What is Montessori?
|February 20, 2012||Posted by eryn under Montessori|
I have to confess that I am far from an expert on Montessori. I’m just a mom with a passion for the Montessori method. But I’ll do my best to give a little history of Maria Montessori and the Montessori method based on what I know.
Maria Montessori was born in Italy in 1870. She graduated with a medical degree from the University of Rome in 1896, which was almost unheard of for a woman of her generation. She began working with mentally disabled children, eventually becoming co-director of the Scuola Magistrale Ortofenica, a training institute for teachers working with mentally disabled children. She developed methods and materials there that she later used while working at the first Casa dei Bambini, or Children’s House, which opened in Rome in 1907. It was from her observations of these children that she developed what would become the hallmarks of the Montessori philosophy, including using child-sized furniture that is light enough for the children to move, placing child-sized materials on easily accessible shelves, incorporating practical life activities such as flower arranging, hand washing and cooking into the curriculum, and allowing the children free choice of the materials and long periods of uninterrupted work. The success of that school led to the opening of more Children’s Houses and to an expansion of the curriculum to include reading and writing exercises.

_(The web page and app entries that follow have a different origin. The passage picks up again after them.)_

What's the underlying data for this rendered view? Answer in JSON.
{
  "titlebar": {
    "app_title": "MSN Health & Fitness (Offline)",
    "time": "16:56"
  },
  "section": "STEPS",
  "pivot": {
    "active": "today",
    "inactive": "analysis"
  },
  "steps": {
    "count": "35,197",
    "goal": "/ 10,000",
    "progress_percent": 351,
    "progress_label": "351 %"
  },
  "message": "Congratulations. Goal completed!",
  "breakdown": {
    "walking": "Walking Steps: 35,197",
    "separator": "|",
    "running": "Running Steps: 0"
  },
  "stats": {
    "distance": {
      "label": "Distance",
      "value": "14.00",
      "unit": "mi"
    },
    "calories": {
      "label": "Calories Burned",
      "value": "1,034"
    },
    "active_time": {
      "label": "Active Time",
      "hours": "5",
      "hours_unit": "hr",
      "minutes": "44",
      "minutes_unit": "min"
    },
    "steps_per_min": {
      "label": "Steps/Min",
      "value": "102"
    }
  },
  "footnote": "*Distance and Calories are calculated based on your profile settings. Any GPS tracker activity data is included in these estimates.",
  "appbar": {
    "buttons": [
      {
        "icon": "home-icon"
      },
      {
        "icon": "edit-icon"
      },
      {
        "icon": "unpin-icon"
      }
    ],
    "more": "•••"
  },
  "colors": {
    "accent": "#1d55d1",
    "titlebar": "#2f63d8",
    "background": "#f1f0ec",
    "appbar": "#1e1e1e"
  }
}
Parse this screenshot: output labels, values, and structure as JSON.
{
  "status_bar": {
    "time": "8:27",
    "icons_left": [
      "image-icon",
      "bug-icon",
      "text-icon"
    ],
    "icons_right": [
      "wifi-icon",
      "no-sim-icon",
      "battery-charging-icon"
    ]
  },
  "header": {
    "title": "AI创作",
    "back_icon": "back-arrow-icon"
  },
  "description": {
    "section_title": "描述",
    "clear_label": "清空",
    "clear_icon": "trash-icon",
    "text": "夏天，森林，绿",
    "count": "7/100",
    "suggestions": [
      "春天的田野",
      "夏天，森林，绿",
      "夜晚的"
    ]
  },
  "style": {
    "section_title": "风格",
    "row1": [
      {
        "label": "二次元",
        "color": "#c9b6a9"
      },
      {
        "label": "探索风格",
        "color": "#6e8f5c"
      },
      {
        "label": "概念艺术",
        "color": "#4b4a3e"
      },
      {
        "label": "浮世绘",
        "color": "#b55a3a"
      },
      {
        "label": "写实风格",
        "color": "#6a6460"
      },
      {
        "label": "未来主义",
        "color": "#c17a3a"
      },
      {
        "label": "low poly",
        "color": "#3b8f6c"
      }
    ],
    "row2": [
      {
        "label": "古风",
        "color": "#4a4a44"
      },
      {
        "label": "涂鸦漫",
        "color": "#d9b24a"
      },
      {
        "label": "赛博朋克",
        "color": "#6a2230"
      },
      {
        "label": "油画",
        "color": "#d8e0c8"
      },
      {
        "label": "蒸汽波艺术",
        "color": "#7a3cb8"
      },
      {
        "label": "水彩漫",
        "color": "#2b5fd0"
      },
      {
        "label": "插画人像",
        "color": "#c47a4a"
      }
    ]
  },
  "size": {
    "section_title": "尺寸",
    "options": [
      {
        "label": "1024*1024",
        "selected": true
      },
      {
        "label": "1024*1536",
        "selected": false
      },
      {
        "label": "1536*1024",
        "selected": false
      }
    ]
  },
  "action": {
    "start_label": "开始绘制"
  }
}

I won’t go through the whole history of Montessori education, but suffice it to say that from these beginnings, Montessori schools continued to open throughout the world and Montessori herself continued to observe and refine her methods. For example, she recognized four distinct “planes” of human development — from birth to six years, six to 12 years, 12 to 18 years, and 18 to 24 years — and called for different educational approaches for each of these developmental phases. Montessori also observed that there sensitive periods in which children concentrate mainly on certain activities. For example, the sensitive period for language occurs from birth to six years of age, a time in which children learn to speak, read and write. This is why it is so much easier for children to learn foreign languages at a young age.
I think it’s important to note that the name “Montessori” is not legally protected, so there are many schools out there today that aren’t truly Montessori. Anyone can use the name “Montessori,” so it’s important to check a school out and see what it’s like before you sign up your children. In the United States, there are two main accrediting institutions — American Montessori Internationale, which was founded in 1929 by Maria Montessori and closely adheres to her original principles, and the American Montessori Society, which has modified Montessori education to more closely reflect the values of contemporary American society.
What role has Montessori education played in your life?